TripAdvisor - Hong Kong
home | art & architecture | books & cds | dance | destinations | film | opera | television | theater | archives
Veteran Hong Kong action director Johnnie To sets
the stage right from the start of PTU when the head of the Police Tactical Unit,
Sgt. Mike Ho (Simon Yam), chastises his colleagues for taking the death of an officer
lightly. His loyalty to other officers is put
to the test when Sgt. Lo (Johnnie To regular Suet Lam) loses his gun. Lo will lose his promotion next month if his
superiors find out, especially if hes lost the gun to some young triad members as he
believes he has. To make matters worse, their
leader, Ponytail, has just been murdered and they may likely use the gun to get back at a
rival gang. When Ho finds out, he refuses to
report the missing gun, but Criminal Investigation Department stickler Leigh Chen (Ruby
Wong) whos looking into the Ponytail homicide, is much less sympathetic. She quickly intuits a connection between Ponytail and Lo
and presents a danger to the careers of both Lo and Ho.
To has a few terrific films under his belt The Heroic Trio, A Hero Never Dies and while PTU as a whole doesnt reach those heights, its virtuoso opening sequence might be the best segment To has ever assembled. To initially presents Ho as one tough, mean cop who scares one gangster to do pushups while intimidating another to move from his restaurant table. Then step by step, To undermines this initial impression. The sequence is a frenzy of activity with a leaky air-conditioner, yellow paint, and ringing cell phones escalating the small confrontations, deadpan humor, petty vengeances, and absurdist violence. The only flaw here is To using a cheesy riff of the Eagles Hotel California on the soundtrack. The rest of the movie never matches this peak opening.
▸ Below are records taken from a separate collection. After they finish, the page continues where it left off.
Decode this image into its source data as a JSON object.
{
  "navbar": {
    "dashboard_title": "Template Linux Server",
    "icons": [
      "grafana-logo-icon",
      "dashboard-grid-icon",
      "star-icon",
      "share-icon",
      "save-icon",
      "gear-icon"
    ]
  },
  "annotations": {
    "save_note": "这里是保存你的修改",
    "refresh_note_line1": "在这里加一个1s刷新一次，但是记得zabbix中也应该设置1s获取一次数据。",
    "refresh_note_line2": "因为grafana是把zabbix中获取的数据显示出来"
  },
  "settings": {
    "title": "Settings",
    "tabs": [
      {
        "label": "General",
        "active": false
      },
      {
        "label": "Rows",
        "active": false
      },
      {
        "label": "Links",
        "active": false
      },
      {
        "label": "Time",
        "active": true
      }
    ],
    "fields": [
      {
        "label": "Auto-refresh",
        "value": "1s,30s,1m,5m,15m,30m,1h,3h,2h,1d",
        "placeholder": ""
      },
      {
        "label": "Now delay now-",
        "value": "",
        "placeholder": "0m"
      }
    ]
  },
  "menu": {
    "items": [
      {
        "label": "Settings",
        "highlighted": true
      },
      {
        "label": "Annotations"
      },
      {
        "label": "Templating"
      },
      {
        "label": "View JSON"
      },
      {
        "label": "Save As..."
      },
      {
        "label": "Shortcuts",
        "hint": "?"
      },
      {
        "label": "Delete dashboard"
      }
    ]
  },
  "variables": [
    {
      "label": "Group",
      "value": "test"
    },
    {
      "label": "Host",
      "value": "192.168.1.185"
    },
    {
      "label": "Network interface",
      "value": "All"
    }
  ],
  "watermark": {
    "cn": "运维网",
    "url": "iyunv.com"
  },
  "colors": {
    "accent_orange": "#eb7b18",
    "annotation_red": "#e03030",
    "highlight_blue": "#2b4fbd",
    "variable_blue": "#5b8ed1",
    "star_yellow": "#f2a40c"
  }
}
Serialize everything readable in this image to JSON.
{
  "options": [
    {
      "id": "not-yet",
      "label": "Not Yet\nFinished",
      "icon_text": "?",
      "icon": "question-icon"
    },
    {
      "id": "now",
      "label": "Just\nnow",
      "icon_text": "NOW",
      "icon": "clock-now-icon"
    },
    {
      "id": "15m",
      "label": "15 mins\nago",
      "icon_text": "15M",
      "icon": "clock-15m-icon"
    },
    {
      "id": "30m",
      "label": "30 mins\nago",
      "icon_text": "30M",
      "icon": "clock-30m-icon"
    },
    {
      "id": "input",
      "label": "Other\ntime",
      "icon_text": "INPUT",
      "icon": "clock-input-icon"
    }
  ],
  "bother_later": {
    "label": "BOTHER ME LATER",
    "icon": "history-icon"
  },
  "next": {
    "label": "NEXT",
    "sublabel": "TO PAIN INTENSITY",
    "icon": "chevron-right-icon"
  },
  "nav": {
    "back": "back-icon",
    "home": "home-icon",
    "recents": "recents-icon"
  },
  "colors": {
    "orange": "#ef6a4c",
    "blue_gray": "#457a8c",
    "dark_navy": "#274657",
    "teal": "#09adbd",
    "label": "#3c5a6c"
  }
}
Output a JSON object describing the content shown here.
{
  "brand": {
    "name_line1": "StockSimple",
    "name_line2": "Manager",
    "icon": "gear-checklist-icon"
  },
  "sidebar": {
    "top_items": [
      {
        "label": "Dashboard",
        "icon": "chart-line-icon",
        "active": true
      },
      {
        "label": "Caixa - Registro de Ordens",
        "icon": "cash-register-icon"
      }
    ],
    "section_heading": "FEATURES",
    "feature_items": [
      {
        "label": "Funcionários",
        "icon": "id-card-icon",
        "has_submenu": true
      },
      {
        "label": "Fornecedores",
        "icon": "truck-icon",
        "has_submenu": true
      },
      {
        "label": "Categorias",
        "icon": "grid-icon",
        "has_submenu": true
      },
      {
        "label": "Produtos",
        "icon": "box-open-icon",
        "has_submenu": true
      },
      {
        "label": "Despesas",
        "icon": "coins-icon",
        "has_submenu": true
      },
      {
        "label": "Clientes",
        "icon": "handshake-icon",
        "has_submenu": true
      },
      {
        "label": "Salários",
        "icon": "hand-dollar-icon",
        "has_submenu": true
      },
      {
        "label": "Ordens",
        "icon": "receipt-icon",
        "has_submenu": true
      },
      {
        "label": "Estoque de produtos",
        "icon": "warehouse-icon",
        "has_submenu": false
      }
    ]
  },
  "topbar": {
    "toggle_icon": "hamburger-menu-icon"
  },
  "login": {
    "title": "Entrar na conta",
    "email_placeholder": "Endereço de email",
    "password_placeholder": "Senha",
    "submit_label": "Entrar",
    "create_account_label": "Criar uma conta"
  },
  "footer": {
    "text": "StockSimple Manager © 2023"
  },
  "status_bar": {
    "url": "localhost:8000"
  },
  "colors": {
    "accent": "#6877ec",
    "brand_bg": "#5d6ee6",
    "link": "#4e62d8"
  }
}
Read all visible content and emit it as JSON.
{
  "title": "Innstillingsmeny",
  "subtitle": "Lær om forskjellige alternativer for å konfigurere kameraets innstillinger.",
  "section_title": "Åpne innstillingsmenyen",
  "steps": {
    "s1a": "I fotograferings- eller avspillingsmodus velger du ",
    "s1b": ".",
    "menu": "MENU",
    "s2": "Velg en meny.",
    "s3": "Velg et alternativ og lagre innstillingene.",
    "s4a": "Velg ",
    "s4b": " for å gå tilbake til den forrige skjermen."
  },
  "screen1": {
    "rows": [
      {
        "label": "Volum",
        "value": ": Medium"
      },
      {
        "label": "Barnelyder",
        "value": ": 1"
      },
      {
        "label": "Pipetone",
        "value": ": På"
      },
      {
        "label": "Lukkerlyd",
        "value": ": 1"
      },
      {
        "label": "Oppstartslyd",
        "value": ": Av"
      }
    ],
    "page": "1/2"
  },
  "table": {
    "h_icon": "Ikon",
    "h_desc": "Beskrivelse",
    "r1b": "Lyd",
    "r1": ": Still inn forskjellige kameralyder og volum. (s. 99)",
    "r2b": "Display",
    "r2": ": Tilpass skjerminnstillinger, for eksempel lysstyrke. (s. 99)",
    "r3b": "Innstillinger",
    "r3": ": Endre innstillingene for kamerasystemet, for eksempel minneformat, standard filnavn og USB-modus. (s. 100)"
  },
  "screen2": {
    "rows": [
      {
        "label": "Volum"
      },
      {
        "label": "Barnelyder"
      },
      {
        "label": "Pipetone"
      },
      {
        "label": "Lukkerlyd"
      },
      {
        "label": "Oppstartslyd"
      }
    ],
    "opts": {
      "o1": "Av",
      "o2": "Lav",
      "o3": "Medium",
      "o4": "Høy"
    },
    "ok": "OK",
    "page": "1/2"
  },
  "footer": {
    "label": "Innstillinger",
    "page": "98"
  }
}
PTU is certainly Tos most self-consciously arty film, which probably helped to get it into the New York Film Festival. The style is epitomized by extended stretches of silence and carefully composed master shots. One scene of rain descending on all the various characters in a misty drizzle is especially beautiful. To shoots Hong Kong like a cavernous labyrinth illuminated by harsh spot lights. The formal style combines well with the grittiness of Tos past films, but unlike those movies, PTU lacks real characters to care about.
In PTU, the characters are all defined by their place in the plot. They dont come alive organically, but seem distant and abstract. Simon Yam as Mike Ho comes closest to being the exception. Yam has been an icon of Hong Kong grindhouse cinema for a decade now, averaging a prolific six films a year in that period. While hes wallowed in a lot of grade-Z movies, hes probably most famous for John Woos Bullet in the Head and the more recent Fulltime Killer (another Johnnie To film). The character's casual brutality to street lowlifes and his devotion to Lo bespeak a willed ignorance to broader moral concerns. To doesnt do enough with this fascistic impulse except to create some empathy with one of the gangsters who Ho nearly slaps into the next life. Because of the lack of character development, when the blazing shootout ending comes along, it looks dazzling, but feels strangely empty and slight.
- George Wu